Its exact location kept from the public for the time being, the 88-foot-tall Chippewa National Forest tree will be felled next week. Next, it will travel 2,000 miles to Washington, D.C., where it will be adorned with many thousands of lights and illuminated soon after Thanksgiving.

What made this one tree the perfect choice from among millions was its full pyramid-like shape without gaps, its healthy branches and straight trunk, and its species, hardy enough to shrug off the rigors of long-distance travel.

Along its journey, the tree will make about three dozen public appearances, including in the Twin Cities, as it is hauled on a flatbed truck.

This the first time since 1992 that this forest has supplied the Capitol with its Christmas tree.

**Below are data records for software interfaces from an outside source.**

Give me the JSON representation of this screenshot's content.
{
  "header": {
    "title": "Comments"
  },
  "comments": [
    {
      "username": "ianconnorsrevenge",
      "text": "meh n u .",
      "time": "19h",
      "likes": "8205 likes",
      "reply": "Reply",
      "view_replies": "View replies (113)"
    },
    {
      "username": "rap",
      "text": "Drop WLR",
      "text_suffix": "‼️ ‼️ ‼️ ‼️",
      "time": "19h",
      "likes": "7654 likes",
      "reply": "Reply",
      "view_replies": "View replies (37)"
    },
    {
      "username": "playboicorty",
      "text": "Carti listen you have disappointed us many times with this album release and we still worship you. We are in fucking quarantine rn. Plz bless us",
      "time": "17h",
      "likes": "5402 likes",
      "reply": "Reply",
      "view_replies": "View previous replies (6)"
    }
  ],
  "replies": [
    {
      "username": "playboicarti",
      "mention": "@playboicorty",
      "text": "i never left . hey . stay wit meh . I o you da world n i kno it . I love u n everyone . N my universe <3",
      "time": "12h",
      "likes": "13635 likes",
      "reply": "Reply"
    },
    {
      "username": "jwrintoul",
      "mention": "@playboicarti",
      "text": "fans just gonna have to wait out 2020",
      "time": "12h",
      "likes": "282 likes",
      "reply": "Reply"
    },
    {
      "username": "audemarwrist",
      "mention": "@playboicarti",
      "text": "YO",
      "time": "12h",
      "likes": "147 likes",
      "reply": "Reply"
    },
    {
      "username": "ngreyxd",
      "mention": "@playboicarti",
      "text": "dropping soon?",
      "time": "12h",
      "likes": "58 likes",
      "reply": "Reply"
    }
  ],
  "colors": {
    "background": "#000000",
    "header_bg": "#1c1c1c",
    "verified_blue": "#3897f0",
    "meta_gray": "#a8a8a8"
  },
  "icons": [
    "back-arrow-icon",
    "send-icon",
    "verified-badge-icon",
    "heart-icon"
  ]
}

Very carefully is the answer to how this 88-year-old tree will be made horizontal starting at high noon on Wednesday, said Michael Theune, the project leader for bringing down the spruce. The event starts with a cutting ceremony that will include a traditional blessing by members of the Leech Lake Band of Ojibwe.

Then two cranes will take hold of the tree — one at the top and one at the bottom — and it will be cut near the base and guided onto the truck. The honor of cutting through the trunk, 30 inches in diameter, has fallen to Jim Scheff, of Marcell, Minnesota's 2014 "Logger of the Year."

The tree's first stop is nearby Bemidji State University, where it will be wrapped for safekeeping. Then it's on to its many stops along the route before reaching Andrews Air Force Base in Maryland, near the nation's capital, on Nov. 20. The tree's lighting is expected to be scheduled for early December.

Don't be surprised if the tree doesn't look as tall upon its lighting as it did in the forest. After cutting and then mounting it outside the Capitol, the tree will measure about 65 feet from the ground to the very top, Theune said.

For anyone wishing to attend the cutting ceremony, e-mail requests can be sent to or be made by phone at 1-218-335-8600. The deadline is Friday. Complete tour information is available at